. . .

Indolence of which a man is conscious, and indolence of which he is unconscious, are a thousand miles apart. Unconscious indolence is real indolence; conscious indolence is not complete indolence, because there is still some clarity in it.

Distraction omes from letting the mind wander about; indolence comes from the mind’s not yet being pure. Distraction is much easier to correct than indolence.

. . .

Only breathing serves to overcome indolence. Although the breath that flows in and out through the nose is not the true breath, the flowing in and out of the true breath takes place in connection with it.

While sitting, one must therefore always keep the heart quiet and the energy concentrated. How can the heart be made quiet? By the breath. Only the heart must be conscious of the flowing in and out of the breath; it must not be heard by the ears. If it is not heard, then the breathing is light; if light, it is pure.

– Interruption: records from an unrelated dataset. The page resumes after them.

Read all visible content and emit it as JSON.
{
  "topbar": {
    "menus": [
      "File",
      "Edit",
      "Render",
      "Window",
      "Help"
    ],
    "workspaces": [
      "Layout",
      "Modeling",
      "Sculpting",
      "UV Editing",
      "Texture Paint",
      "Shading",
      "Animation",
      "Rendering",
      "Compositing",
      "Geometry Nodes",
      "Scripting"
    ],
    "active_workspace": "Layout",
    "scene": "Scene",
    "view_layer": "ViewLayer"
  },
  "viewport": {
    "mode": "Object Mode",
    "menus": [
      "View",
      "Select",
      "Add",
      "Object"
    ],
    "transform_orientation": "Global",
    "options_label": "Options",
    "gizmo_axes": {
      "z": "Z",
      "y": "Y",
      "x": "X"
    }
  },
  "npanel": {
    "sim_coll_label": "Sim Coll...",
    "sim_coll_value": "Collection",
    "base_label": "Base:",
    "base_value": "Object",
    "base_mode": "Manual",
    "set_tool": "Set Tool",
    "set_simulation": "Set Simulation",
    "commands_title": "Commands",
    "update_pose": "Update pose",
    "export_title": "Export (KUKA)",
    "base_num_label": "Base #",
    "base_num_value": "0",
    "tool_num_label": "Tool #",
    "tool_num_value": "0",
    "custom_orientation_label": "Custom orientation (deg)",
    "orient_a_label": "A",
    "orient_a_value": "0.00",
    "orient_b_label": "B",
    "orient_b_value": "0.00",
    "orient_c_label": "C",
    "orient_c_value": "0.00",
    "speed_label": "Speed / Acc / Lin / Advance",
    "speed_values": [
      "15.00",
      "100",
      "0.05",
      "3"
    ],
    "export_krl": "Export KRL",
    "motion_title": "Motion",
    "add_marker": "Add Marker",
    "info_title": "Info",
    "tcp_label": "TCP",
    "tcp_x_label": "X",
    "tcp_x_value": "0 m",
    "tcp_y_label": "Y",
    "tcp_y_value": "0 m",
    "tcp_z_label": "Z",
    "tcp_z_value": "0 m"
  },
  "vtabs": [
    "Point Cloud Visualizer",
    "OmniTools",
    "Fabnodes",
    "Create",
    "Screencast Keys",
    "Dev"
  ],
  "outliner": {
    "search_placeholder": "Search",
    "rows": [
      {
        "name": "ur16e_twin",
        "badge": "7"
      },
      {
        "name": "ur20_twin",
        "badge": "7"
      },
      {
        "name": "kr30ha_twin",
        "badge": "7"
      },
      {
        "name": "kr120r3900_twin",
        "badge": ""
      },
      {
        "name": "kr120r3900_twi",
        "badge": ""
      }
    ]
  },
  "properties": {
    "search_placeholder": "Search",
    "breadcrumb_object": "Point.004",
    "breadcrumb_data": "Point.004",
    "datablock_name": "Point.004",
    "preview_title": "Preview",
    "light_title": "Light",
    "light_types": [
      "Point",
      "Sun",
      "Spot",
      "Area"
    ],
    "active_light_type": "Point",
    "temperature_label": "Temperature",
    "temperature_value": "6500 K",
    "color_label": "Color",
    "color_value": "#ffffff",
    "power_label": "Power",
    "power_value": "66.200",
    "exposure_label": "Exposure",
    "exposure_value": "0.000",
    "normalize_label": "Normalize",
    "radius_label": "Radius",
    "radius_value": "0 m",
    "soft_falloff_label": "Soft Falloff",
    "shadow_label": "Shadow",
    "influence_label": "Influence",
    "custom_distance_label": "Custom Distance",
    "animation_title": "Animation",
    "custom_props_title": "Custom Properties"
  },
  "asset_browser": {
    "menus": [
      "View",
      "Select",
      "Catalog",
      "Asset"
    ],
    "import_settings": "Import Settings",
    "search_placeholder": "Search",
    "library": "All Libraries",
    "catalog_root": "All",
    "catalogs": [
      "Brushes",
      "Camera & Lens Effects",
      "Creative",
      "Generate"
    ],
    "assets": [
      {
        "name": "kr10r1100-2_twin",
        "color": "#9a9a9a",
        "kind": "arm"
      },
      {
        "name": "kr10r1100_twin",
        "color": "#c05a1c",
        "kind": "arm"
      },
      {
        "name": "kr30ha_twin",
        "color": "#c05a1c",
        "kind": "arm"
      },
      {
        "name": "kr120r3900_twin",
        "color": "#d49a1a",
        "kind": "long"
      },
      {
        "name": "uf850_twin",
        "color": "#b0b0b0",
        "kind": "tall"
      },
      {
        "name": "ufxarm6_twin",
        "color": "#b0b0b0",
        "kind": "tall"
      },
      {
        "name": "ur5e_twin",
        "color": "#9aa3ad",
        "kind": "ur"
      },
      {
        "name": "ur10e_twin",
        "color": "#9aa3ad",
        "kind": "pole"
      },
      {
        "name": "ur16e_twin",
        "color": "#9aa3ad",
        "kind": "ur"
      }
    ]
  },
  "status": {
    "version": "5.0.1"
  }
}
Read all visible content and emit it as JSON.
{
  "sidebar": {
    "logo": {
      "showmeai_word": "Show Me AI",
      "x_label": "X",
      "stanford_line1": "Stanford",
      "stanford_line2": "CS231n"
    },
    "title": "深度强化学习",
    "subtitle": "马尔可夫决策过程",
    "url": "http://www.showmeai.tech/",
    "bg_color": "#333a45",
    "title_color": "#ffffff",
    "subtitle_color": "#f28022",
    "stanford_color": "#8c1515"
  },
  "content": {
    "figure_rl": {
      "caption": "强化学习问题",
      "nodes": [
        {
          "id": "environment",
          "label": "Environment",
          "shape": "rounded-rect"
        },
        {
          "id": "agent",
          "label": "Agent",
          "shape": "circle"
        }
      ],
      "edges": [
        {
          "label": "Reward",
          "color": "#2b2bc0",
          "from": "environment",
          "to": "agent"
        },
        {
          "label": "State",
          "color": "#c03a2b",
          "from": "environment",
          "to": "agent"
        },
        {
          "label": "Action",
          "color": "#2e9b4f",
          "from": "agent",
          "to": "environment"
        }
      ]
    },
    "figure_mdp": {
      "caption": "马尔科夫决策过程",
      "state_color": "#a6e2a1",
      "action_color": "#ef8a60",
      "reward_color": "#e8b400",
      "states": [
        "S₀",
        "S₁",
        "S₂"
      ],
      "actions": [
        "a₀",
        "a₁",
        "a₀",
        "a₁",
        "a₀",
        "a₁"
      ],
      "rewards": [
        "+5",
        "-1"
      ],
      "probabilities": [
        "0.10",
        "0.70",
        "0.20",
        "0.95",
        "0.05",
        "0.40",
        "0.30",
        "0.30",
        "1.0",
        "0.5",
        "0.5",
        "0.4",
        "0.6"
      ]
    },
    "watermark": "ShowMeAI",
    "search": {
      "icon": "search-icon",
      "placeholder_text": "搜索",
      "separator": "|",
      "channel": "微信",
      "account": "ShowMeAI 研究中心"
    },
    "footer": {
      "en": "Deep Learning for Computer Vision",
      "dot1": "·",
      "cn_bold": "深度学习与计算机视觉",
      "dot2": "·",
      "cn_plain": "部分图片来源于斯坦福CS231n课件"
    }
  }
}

If it can be heard, then the breath-energy is rough; if rough, then it is troubled; if it is troubled, then indolence and lethargy develop and one wants to sleep. That is self-evident.